ACTION ITEM. Working line by line, output the entries below exactly as they appear.

Data excerpts
=-=-=

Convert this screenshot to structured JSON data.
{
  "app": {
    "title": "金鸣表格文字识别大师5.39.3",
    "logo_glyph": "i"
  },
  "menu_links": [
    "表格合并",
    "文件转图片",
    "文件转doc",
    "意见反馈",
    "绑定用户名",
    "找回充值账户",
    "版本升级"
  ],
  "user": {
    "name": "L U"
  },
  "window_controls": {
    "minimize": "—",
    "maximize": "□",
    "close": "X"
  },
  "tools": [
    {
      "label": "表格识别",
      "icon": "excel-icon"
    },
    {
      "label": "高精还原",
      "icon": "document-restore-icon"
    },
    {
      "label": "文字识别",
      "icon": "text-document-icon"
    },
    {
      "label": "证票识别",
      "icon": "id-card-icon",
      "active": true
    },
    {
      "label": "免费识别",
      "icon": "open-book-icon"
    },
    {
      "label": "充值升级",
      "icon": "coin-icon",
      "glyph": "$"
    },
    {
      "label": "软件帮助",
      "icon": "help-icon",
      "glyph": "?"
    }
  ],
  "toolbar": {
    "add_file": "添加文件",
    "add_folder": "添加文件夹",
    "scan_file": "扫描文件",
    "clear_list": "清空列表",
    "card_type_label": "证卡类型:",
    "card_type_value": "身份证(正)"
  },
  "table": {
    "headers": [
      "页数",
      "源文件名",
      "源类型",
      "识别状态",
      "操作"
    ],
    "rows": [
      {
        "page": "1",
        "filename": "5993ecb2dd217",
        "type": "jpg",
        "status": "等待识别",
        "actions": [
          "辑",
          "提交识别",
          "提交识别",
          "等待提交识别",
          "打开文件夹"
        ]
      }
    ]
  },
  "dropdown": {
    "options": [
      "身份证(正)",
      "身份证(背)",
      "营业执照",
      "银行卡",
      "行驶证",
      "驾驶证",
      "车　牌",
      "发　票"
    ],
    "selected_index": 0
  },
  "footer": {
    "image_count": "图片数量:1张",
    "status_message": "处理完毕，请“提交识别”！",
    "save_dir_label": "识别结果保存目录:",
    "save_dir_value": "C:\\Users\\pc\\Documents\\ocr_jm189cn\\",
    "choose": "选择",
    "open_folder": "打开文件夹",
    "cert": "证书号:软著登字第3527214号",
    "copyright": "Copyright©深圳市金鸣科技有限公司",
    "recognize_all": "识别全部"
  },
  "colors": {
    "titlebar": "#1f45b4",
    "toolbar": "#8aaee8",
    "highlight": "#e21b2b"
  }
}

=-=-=

WRITTEN SOLUTION.
Convert this screenshot to structured JSON data.
{
  "app": {
    "title": "金鸣表格文字识别大师5.39.3",
    "logo_glyph": "i"
  },
  "menu_links": [
    "表格合并",
    "文件转图片",
    "文件转doc",
    "意见反馈",
    "绑定用户名",
    "找回充值账户",
    "版本升级"
  ],
  "user": {
    "name": "L U"
  },
  "window_controls": {
    "minimize": "—",
    "maximize": "□",
    "close": "X"
  },
  "tools": [
    {
      "label": "表格识别",
      "icon": "excel-icon"
    },
    {
      "label": "高精还原",
      "icon": "document-restore-icon"
    },
    {
      "label": "文字识别",
      "icon": "text-document-icon"
    },
    {
      "label": "证票识别",
      "icon": "id-card-icon",
      "active": true
    },
    {
      "label": "免费识别",
      "icon": "open-book-icon"
    },
    {
      "label": "充值升级",
      "icon": "coin-icon",
      "glyph": "$"
    },
    {
      "label": "软件帮助",
      "icon": "help-icon",
      "glyph": "?"
    }
  ],
  "toolbar": {
    "add_file": "添加文件",
    "add_folder": "添加文件夹",
    "scan_file": "扫描文件",
    "clear_list": "清空列表",
    "card_type_label": "证卡类型:",
    "card_type_value": "身份证(正)"
  },
  "table": {
    "headers": [
      "页数",
      "源文件名",
      "源类型",
      "识别状态",
      "操作"
    ],
    "rows": [
      {
        "page": "1",
        "filename": "5993ecb2dd217",
        "type": "jpg",
        "status": "等待识别",
        "actions": [
          "辑",
          "提交识别",
          "提交识别",
          "等待提交识别",
          "打开文件夹"
        ]
      }
    ]
  },
  "dropdown": {
    "options": [
      "身份证(正)",
      "身份证(背)",
      "营业执照",
      "银行卡",
      "行驶证",
      "驾驶证",
      "车　牌",
      "发　票"
    ],
    "selected_index": 0
  },
  "footer": {
    "image_count": "图片数量:1张",
    "status_message": "处理完毕，请“提交识别”！",
    "save_dir_label": "识别结果保存目录:",
    "save_dir_value": "C:\\Users\\pc\\Documents\\ocr_jm189cn\\",
    "choose": "选择",
    "open_folder": "打开文件夹",
    "cert": "证书号:软著登字第3527214号",
    "copyright": "Copyright©深圳市金鸣科技有限公司",
    "recognize_all": "识别全部"
  },
  "colors": {
    "titlebar": "#1f45b4",
    "toolbar": "#8aaee8",
    "highlight": "#e21b2b"
  }
}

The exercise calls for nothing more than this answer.